"He ain't sayin' squat, not with an axe in him!" Red managed to protest, with Lilah gripping her arm tightly in a wordless appeal to shut up.
"My client isn't saying anything further," she said, with a fragile smile.
"I-I suppose she didn't get a good look at the crime scene, then?" Tara said.
"Understandable, with all the excitement going on," Rosenberg added.
"At a glance, I suppose it's easy to mistake a hatstand covered in a shaggy bathmat and a dress as a wolf in an old lady's clothes," the blonde continued. "The real Big Bad Wolf was very upset when he learned that you'd gone to find a woodsman to get rid of him."
"Very upset," Rosenberg piped up again. "He said a lot of interesting things after he heard what the woodsman had to say about your little performance. 'Oh sir, please kill the big bad wolf for me, so I don't have to share the spoils.' Decided to get out of the game while the going was good, did you? Pity you left it too late."
"Nobody will convict her on the testimony of a wolf," Lilah muttered.
"And the woodsman," Tara said. "And her latest adopted grandmother - oh yeah," she went on, as Red jolted in her seat, "we were on your trail since you crossed the border from the Dark Scary Forest. She wasn't even in her cottage today, and we arrested the wolf as soon as he showed up."
"Multiple counts of Breaking and Eating," Rosenberg said. "But his cooperation today might knock a couple of years off his sentence."
"I got powerful friends," Red Riding Hood fumed. "I ain't going down for no grandmama job."
"Do these 'friends' have names?" Tara asked.
"Don't say anything," Lilah muttered.
"Have it your way," Rosenberg shrugged. "See you in court."
"So how'd you like your first day in the field?" Rosenberg asked Tara, as they watched Red Riding Hood being led away in preparation for her transformation into Blue Prison Overalls.
"Uh, eventful," the blonde said, after a thoughtful pause.

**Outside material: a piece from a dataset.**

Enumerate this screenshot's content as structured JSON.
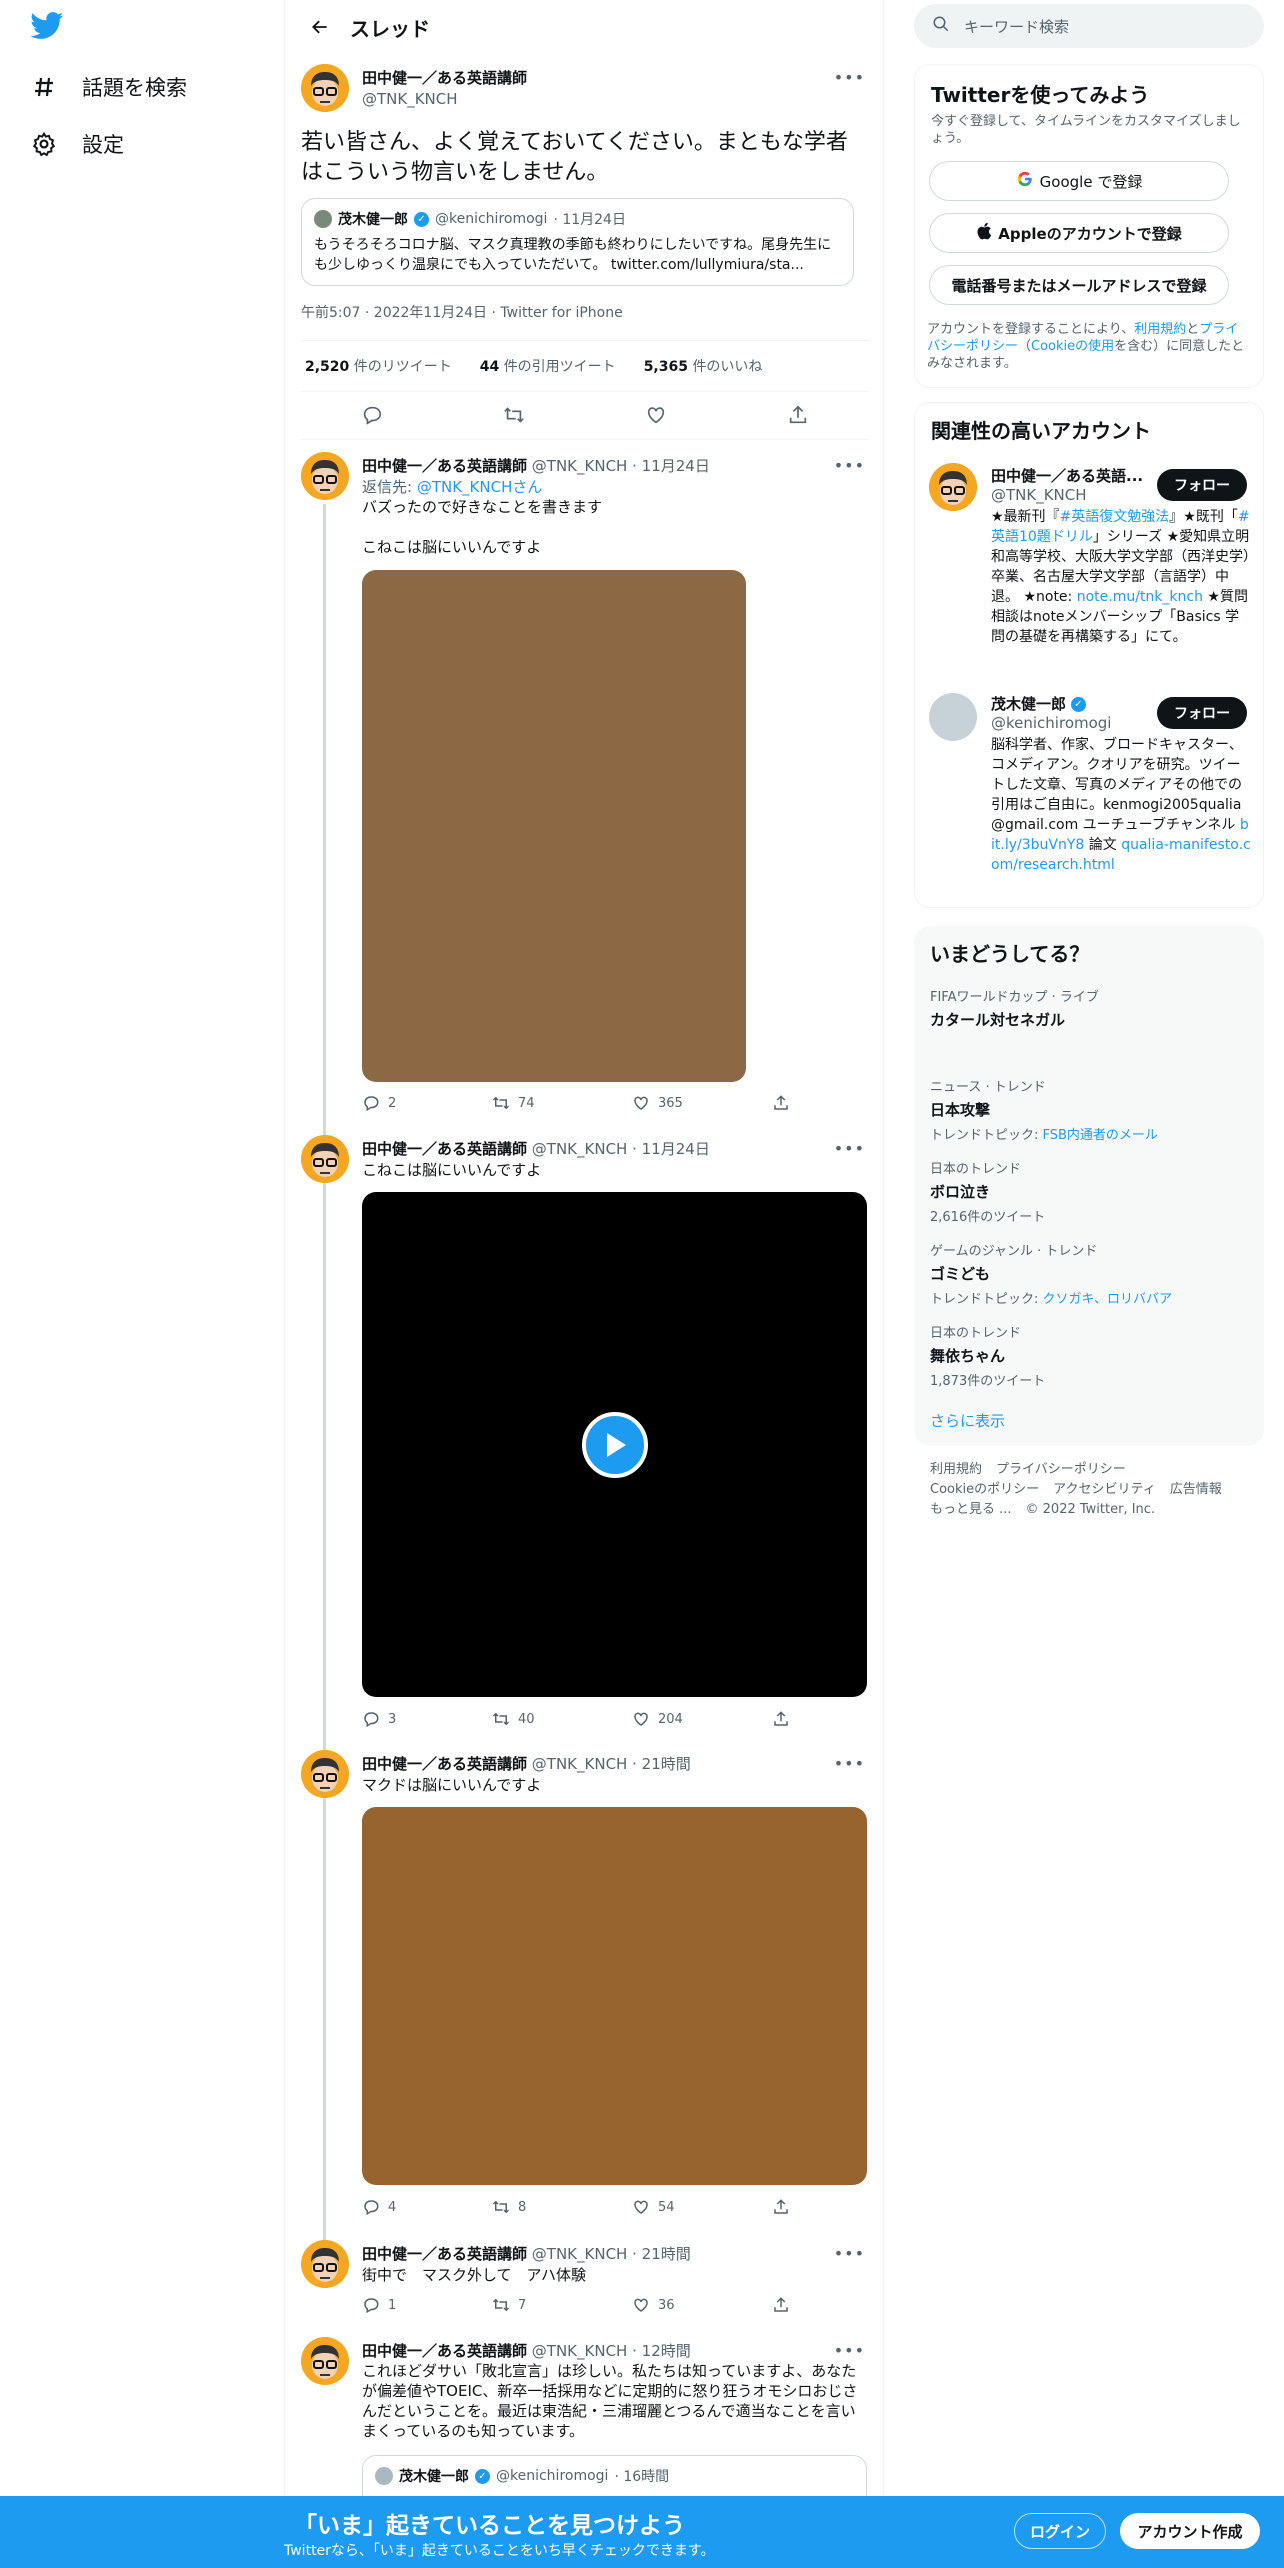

"Yeah," Rosenberg chuckled. "Don't worry, it's not always like this - most days it's just asking dull questions, following dull leads, and doing paperwork which I'm sure I don't have to tell you the dullness status of. You did good though," she added.
"Th-thanks, Agent Rosenberg," Tara said, ducking slightly and blushing. "I've never, you know... been involved in this kind of thing before."
"Your magic tests were exceptional," the redhead noted. "The rest is just experience, you'll pick it up - I think you'll work out just fine. And I'll be there all the way. By the way, if we're going to be partners, you might as well call me Willow."
"Willow," Tara repeated.
"I mean, unless you like 'Agent Rosenberg'," Willow added. "It's your choice."
"I like Willow," Tara said.